Among other reasons that could be given, I believe the practice of formal church membership is necessary in our context in light of the presence of denominationalism, false churches, and worldly living that is clearly at odds with the Christian life. Individuals commit to a church’s confession and covenant in order to identify themselves in a certain way and distinguish themselves from others in both what they believe and how they live.
The NT indicates that the church should practice what we call church membership. The church knew who its members were and were not by what they believed and how they lived. While this practice may look more formal or informal from one congregation to the next, it is a practice that exists to one degree or another in every healthy, biblical church. Below are a few strands of evidence from the NT that together make a strong argument for church membership.1
The early churches knew their constituencies with precision. They kept track of who was “added,” sometimes recording the number (Acts 2:41; cf. 2:47; 5:14; 11:24). Within that number, a church could even track its widows and their ages (1 Tim 5:9).
Specific Ministries and Accountability
Knowing its membership, a church could choose members for specific ministries and hold them accountable. Peter was accountable to the church in Jerusalem for making disciples (Acts 11:2, 18), Barnabas to Antioch (Acts 11:22), and Barnabas and Saul together to Antioch (Acts 13:3; 14:27). Churches sometimes appointed representatives to minister to or inquire of other churches as well (Acts 15:22; 2 Cor 8:19–20; cf. 8:18–21).2
Churches have pastors (1 Tim 3:1–7; Titus 1:5–9), which assumes established bodies of people who are accountable to follow their leadership (cf. 1 Thess 5:12–13; Heb 13:17). Likewise, deacons are men initially suggested by the church from within the church’s membership to its leadership for their respective ministries (Acts 6:3).
A defined membership for the church is necessary to exclude those who do not belong (Matt 18:15–17). This exclusion is for those who, in significantly deviating in doctrine or practice, are no longer identifiable as Christians (e.g., 1 Cor 5:1–13), and it is carried out by a majority vote of the assembled church (2 Cor 2:6).
Just mentioned above, Paul described a repentant individual as one once excluded by “the majority” (2 Cor 2:6). Having a clearly defined membership, the Corinthians knew their exact number in order to determine a majority vote.
In a leadership situation, Luke used the verb cheirotoneō in Acts 14:23 to refer to the appointment of elders, literally meaning to “stretch out the hand” in a voting situation.3 The members voted their pastors into leadership, which again assumes the churches knew who their members were and who could vote.
From Acts 6:3 above, the same word for appointing deacons (kathistēmi) is used of elders in Titus 1:5, which means that elders, too, were suggested by members from among the membership, implying a clearly defined church membership.

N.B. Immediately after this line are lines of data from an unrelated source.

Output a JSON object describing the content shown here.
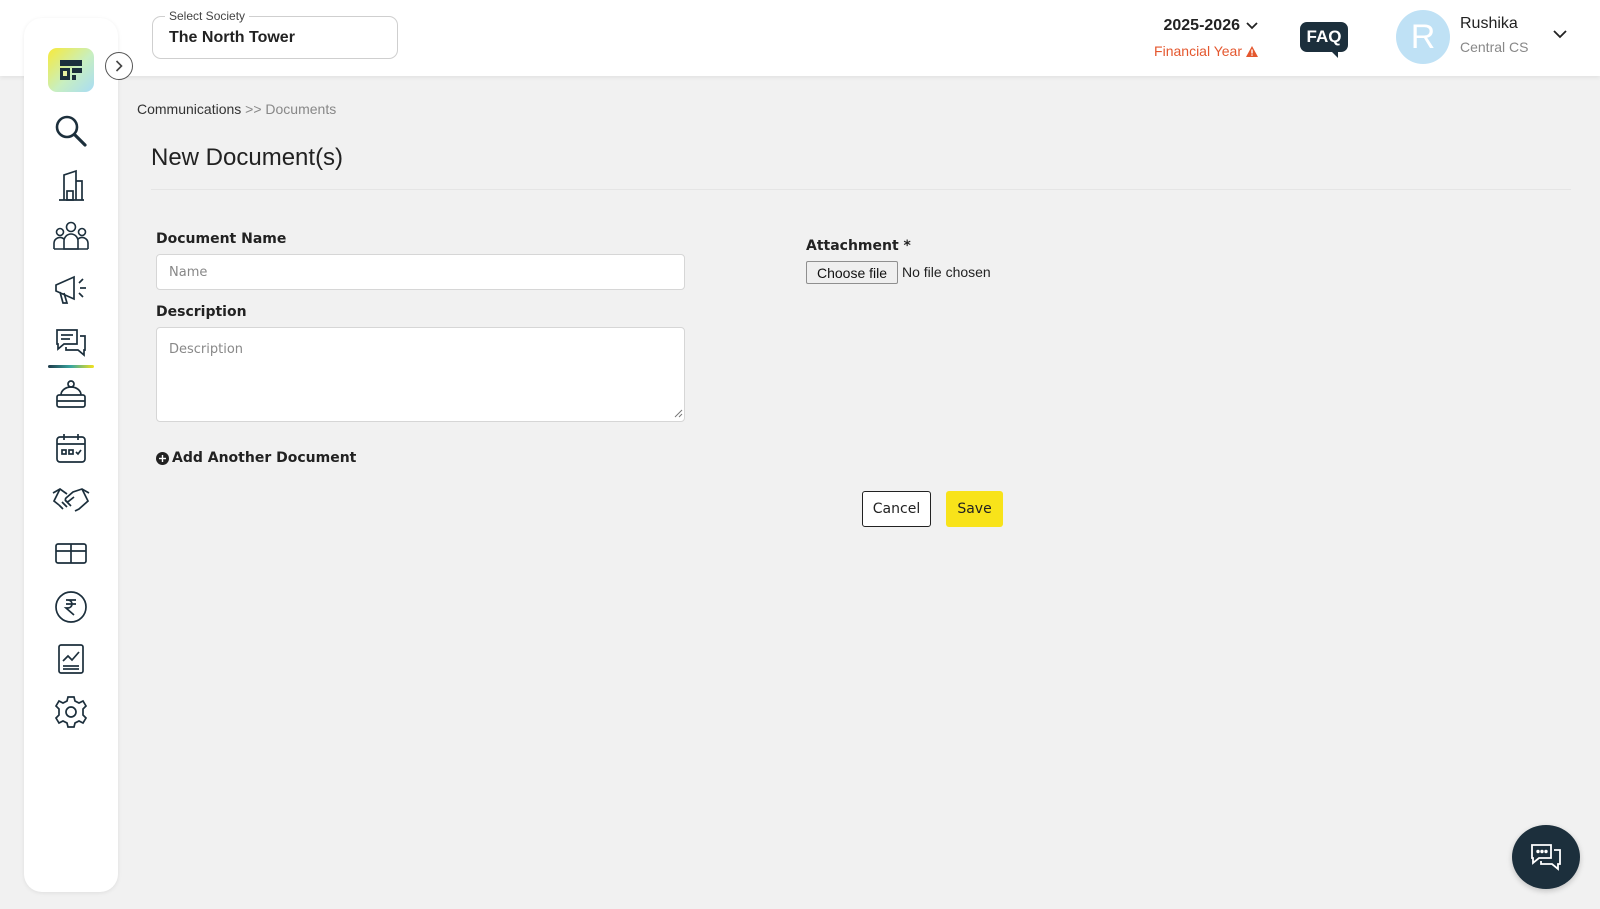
{
  "header": {
    "society": {
      "label": "Select Society",
      "value": "The North Tower"
    },
    "financial_year": {
      "year": "2025-2026",
      "label": "Financial Year"
    },
    "faq_label": "FAQ",
    "user": {
      "initial": "R",
      "name": "Rushika",
      "role": "Central CS"
    }
  },
  "sidebar": {
    "items": [
      {
        "icon": "search-icon"
      },
      {
        "icon": "building-icon"
      },
      {
        "icon": "people-icon"
      },
      {
        "icon": "megaphone-icon"
      },
      {
        "icon": "chat-bubbles-icon",
        "active": true
      },
      {
        "icon": "service-bell-icon"
      },
      {
        "icon": "calendar-icon"
      },
      {
        "icon": "handshake-icon"
      },
      {
        "icon": "box-icon"
      },
      {
        "icon": "rupee-icon"
      },
      {
        "icon": "report-chart-icon"
      },
      {
        "icon": "gear-icon"
      }
    ]
  },
  "breadcrumb": {
    "parent": "Communications",
    "separator": ">>",
    "current": "Documents"
  },
  "page_title": "New Document(s)",
  "form": {
    "document_name": {
      "label": "Document Name",
      "placeholder": "Name",
      "value": ""
    },
    "description": {
      "label": "Description",
      "placeholder": "Description",
      "value": ""
    },
    "attachment": {
      "label": "Attachment *",
      "button": "Choose file",
      "status": "No file chosen"
    },
    "add_another_label": "Add Another Document",
    "cancel_label": "Cancel",
    "save_label": "Save"
  },
  "colors": {
    "accent_yellow": "#f8e31a",
    "dark_navy": "#1c2f3c",
    "warning_orange": "#e4572e",
    "background": "#f1f1f1"
  }
}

While an early church may not have been as formal as many churches today, there was at least an expectation of belief and living necessary for being admitted into its membership, an admission carried out by the existing membership. However formal or informal a church may be about the matter, the NT indicates that church membership must be present in some way.
- Good summaries of church membership are found in Thabiti M. Anyabwile, What Is a Healthy Church Member? (Wheaton, IL: Crossway, 2008), 65–66; Mark Dever, 9 Marks of a Healthy Church (Wheaton, IL: Crossway, 2004), 147–165; and Jonathan Leeman, Church Membership (Wheaton, IL: Crossway, 2012), 35–48.

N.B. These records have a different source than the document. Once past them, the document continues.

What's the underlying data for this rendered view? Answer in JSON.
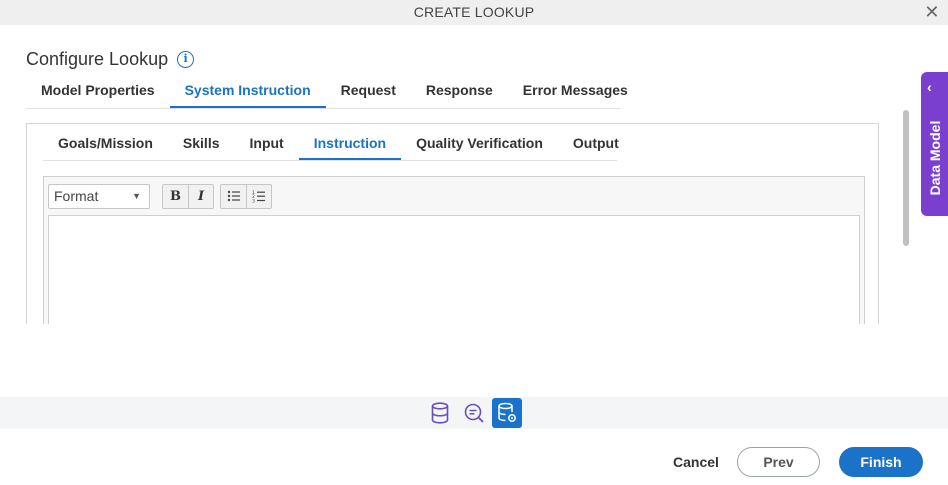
{
  "dialog": {
    "title": "CREATE LOOKUP",
    "close_icon": "close-icon"
  },
  "heading": {
    "title": "Configure Lookup",
    "info_icon": "info-icon"
  },
  "main_tabs": [
    {
      "label": "Model Properties",
      "active": false
    },
    {
      "label": "System Instruction",
      "active": true
    },
    {
      "label": "Request",
      "active": false
    },
    {
      "label": "Response",
      "active": false
    },
    {
      "label": "Error Messages",
      "active": false
    }
  ],
  "sub_tabs": [
    {
      "label": "Goals/Mission",
      "active": false
    },
    {
      "label": "Skills",
      "active": false
    },
    {
      "label": "Input",
      "active": false
    },
    {
      "label": "Instruction",
      "active": true
    },
    {
      "label": "Quality Verification",
      "active": false
    },
    {
      "label": "Output",
      "active": false
    }
  ],
  "editor": {
    "format_value": "Format",
    "bold_label": "B",
    "italic_label": "I",
    "content": ""
  },
  "side_panel": {
    "label": "Data Model",
    "icon": "chevron-left-icon"
  },
  "steps": [
    {
      "icon": "database-icon",
      "active": false
    },
    {
      "icon": "search-chat-icon",
      "active": false
    },
    {
      "icon": "database-settings-icon",
      "active": true
    }
  ],
  "footer": {
    "cancel_label": "Cancel",
    "prev_label": "Prev",
    "finish_label": "Finish"
  },
  "colors": {
    "accent": "#1a73c8",
    "side_panel": "#7b3fd0",
    "step_icon": "#6b4fb8"
  }
}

- Kevin Bauder, Baptist Distinctives and New Testament Church Order (Schaumburg, IL: Regular Baptist Press, 2012), 92–99.
- BDAG, s.v., “χειροτονέω.”